__WORK INSTRUCTION__:
Repeat the listing exactly. Pictures stay out of your copy.

-- RECORDS PROVIDED follows --

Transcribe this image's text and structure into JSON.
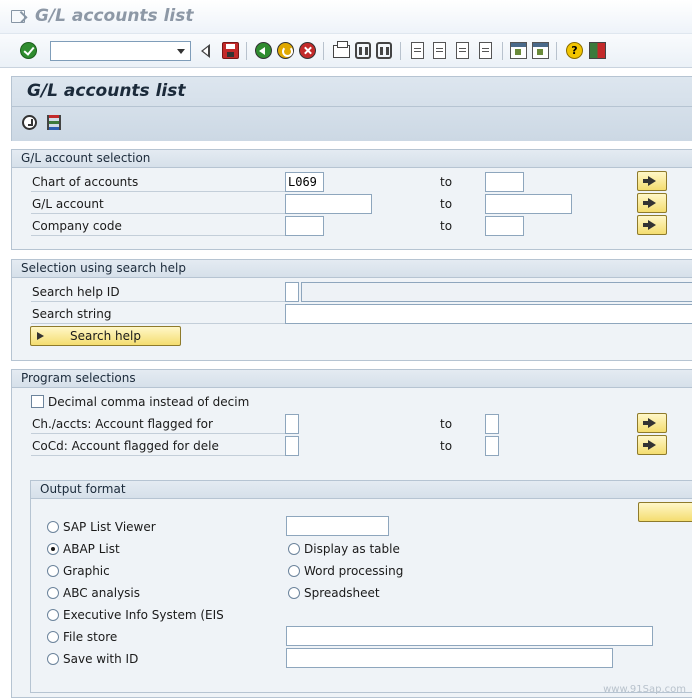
{
  "window": {
    "title": "G/L accounts list"
  },
  "toolbar": {
    "command_value": ""
  },
  "page": {
    "title": "G/L accounts list"
  },
  "gl_selection": {
    "title": "G/L account selection",
    "rows": [
      {
        "label": "Chart of accounts",
        "from": "L069",
        "to_label": "to",
        "to": ""
      },
      {
        "label": "G/L account",
        "from": "",
        "to_label": "to",
        "to": ""
      },
      {
        "label": "Company code",
        "from": "",
        "to_label": "to",
        "to": ""
      }
    ]
  },
  "search_help": {
    "title": "Selection using search help",
    "id_label": "Search help ID",
    "id_value": "",
    "id_desc": "",
    "string_label": "Search string",
    "string_value": "",
    "button_label": "Search help"
  },
  "program": {
    "title": "Program selections",
    "decimal_label": "Decimal comma instead of decim",
    "rows": [
      {
        "label": "Ch./accts: Account flagged for",
        "from": "",
        "to_label": "to",
        "to": ""
      },
      {
        "label": "CoCd: Account flagged for dele",
        "from": "",
        "to_label": "to",
        "to": ""
      }
    ]
  },
  "output": {
    "title": "Output format",
    "button_label": "",
    "alv_value": "",
    "file_value": "",
    "save_value": "",
    "options": [
      {
        "label": "SAP List Viewer",
        "selected": false
      },
      {
        "label": "ABAP List",
        "selected": true
      },
      {
        "label": "Graphic",
        "selected": false
      },
      {
        "label": "ABC analysis",
        "selected": false
      },
      {
        "label": "Executive Info System (EIS",
        "selected": false
      },
      {
        "label": "File store",
        "selected": false
      },
      {
        "label": "Save with ID",
        "selected": false
      },
      {
        "label": "Display as table",
        "selected": false
      },
      {
        "label": "Word processing",
        "selected": false
      },
      {
        "label": "Spreadsheet",
        "selected": false
      }
    ]
  },
  "watermark": "www.91Sap.com"
}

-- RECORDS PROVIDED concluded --

__WRITTEN RESPONSE__:
Transcribe this image's text and structure into JSON.
{
  "window": {
    "title": "G/L accounts list"
  },
  "toolbar": {
    "command_value": ""
  },
  "page": {
    "title": "G/L accounts list"
  },
  "gl_selection": {
    "title": "G/L account selection",
    "rows": [
      {
        "label": "Chart of accounts",
        "from": "L069",
        "to_label": "to",
        "to": ""
      },
      {
        "label": "G/L account",
        "from": "",
        "to_label": "to",
        "to": ""
      },
      {
        "label": "Company code",
        "from": "",
        "to_label": "to",
        "to": ""
      }
    ]
  },
  "search_help": {
    "title": "Selection using search help",
    "id_label": "Search help ID",
    "id_value": "",
    "id_desc": "",
    "string_label": "Search string",
    "string_value": "",
    "button_label": "Search help"
  },
  "program": {
    "title": "Program selections",
    "decimal_label": "Decimal comma instead of decim",
    "rows": [
      {
        "label": "Ch./accts: Account flagged for",
        "from": "",
        "to_label": "to",
        "to": ""
      },
      {
        "label": "CoCd: Account flagged for dele",
        "from": "",
        "to_label": "to",
        "to": ""
      }
    ]
  },
  "output": {
    "title": "Output format",
    "button_label": "",
    "alv_value": "",
    "file_value": "",
    "save_value": "",
    "options": [
      {
        "label": "SAP List Viewer",
        "selected": false
      },
      {
        "label": "ABAP List",
        "selected": true
      },
      {
        "label": "Graphic",
        "selected": false
      },
      {
        "label": "ABC analysis",
        "selected": false
      },
      {
        "label": "Executive Info System (EIS",
        "selected": false
      },
      {
        "label": "File store",
        "selected": false
      },
      {
        "label": "Save with ID",
        "selected": false
      },
      {
        "label": "Display as table",
        "selected": false
      },
      {
        "label": "Word processing",
        "selected": false
      },
      {
        "label": "Spreadsheet",
        "selected": false
      }
    ]
  },
  "watermark": "www.91Sap.com"
}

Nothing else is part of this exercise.